┏━━

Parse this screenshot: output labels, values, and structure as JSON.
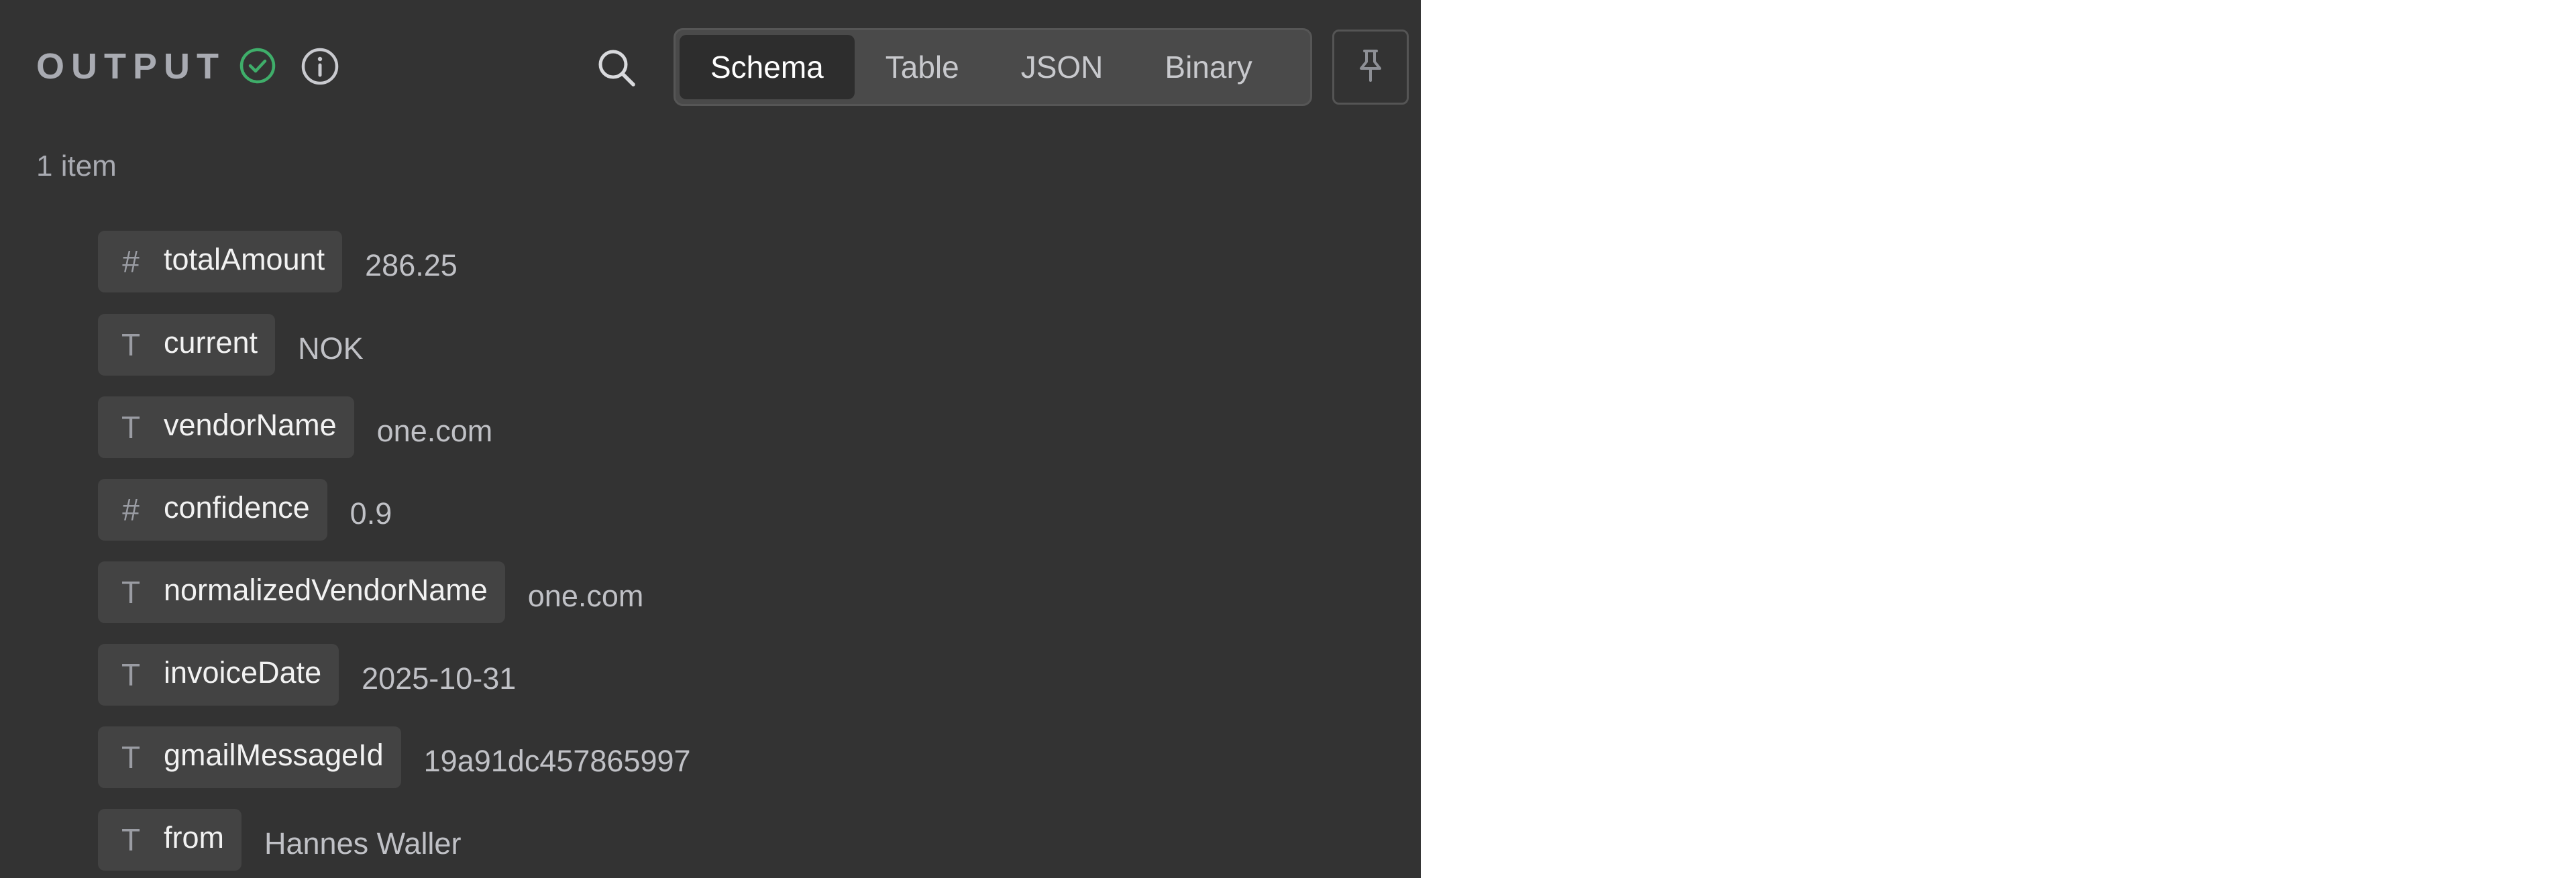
{
  "header": {
    "title": "OUTPUT",
    "status_icon": "check-circle-icon",
    "status_color": "#3fae6a",
    "info_icon": "info-circle-icon",
    "search_icon": "search-icon",
    "pin_icon": "pin-icon"
  },
  "tabs": [
    {
      "label": "Schema",
      "active": true
    },
    {
      "label": "Table",
      "active": false
    },
    {
      "label": "JSON",
      "active": false
    },
    {
      "label": "Binary",
      "active": false
    }
  ],
  "item_count": "1 item",
  "fields": [
    {
      "type": "number",
      "type_glyph": "#",
      "key": "totalAmount",
      "value": "286.25"
    },
    {
      "type": "string",
      "type_glyph": "T",
      "key": "current",
      "value": "NOK"
    },
    {
      "type": "string",
      "type_glyph": "T",
      "key": "vendorName",
      "value": "one.com"
    },
    {
      "type": "number",
      "type_glyph": "#",
      "key": "confidence",
      "value": "0.9"
    },
    {
      "type": "string",
      "type_glyph": "T",
      "key": "normalizedVendorName",
      "value": "one.com"
    },
    {
      "type": "string",
      "type_glyph": "T",
      "key": "invoiceDate",
      "value": "2025-10-31"
    },
    {
      "type": "string",
      "type_glyph": "T",
      "key": "gmailMessageId",
      "value": "19a91dc457865997"
    },
    {
      "type": "string",
      "type_glyph": "T",
      "key": "from",
      "value": "Hannes Waller"
    }
  ],
  "colors": {
    "panel_bg": "#333333",
    "pill_bg": "#434343",
    "active_tab_bg": "#2d2d2d",
    "success": "#3fae6a"
  }
}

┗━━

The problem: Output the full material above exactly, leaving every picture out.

Response to the exercise:
Parse this screenshot: output labels, values, and structure as JSON.
{
  "header": {
    "title": "OUTPUT",
    "status_icon": "check-circle-icon",
    "status_color": "#3fae6a",
    "info_icon": "info-circle-icon",
    "search_icon": "search-icon",
    "pin_icon": "pin-icon"
  },
  "tabs": [
    {
      "label": "Schema",
      "active": true
    },
    {
      "label": "Table",
      "active": false
    },
    {
      "label": "JSON",
      "active": false
    },
    {
      "label": "Binary",
      "active": false
    }
  ],
  "item_count": "1 item",
  "fields": [
    {
      "type": "number",
      "type_glyph": "#",
      "key": "totalAmount",
      "value": "286.25"
    },
    {
      "type": "string",
      "type_glyph": "T",
      "key": "current",
      "value": "NOK"
    },
    {
      "type": "string",
      "type_glyph": "T",
      "key": "vendorName",
      "value": "one.com"
    },
    {
      "type": "number",
      "type_glyph": "#",
      "key": "confidence",
      "value": "0.9"
    },
    {
      "type": "string",
      "type_glyph": "T",
      "key": "normalizedVendorName",
      "value": "one.com"
    },
    {
      "type": "string",
      "type_glyph": "T",
      "key": "invoiceDate",
      "value": "2025-10-31"
    },
    {
      "type": "string",
      "type_glyph": "T",
      "key": "gmailMessageId",
      "value": "19a91dc457865997"
    },
    {
      "type": "string",
      "type_glyph": "T",
      "key": "from",
      "value": "Hannes Waller"
    }
  ],
  "colors": {
    "panel_bg": "#333333",
    "pill_bg": "#434343",
    "active_tab_bg": "#2d2d2d",
    "success": "#3fae6a"
  }
}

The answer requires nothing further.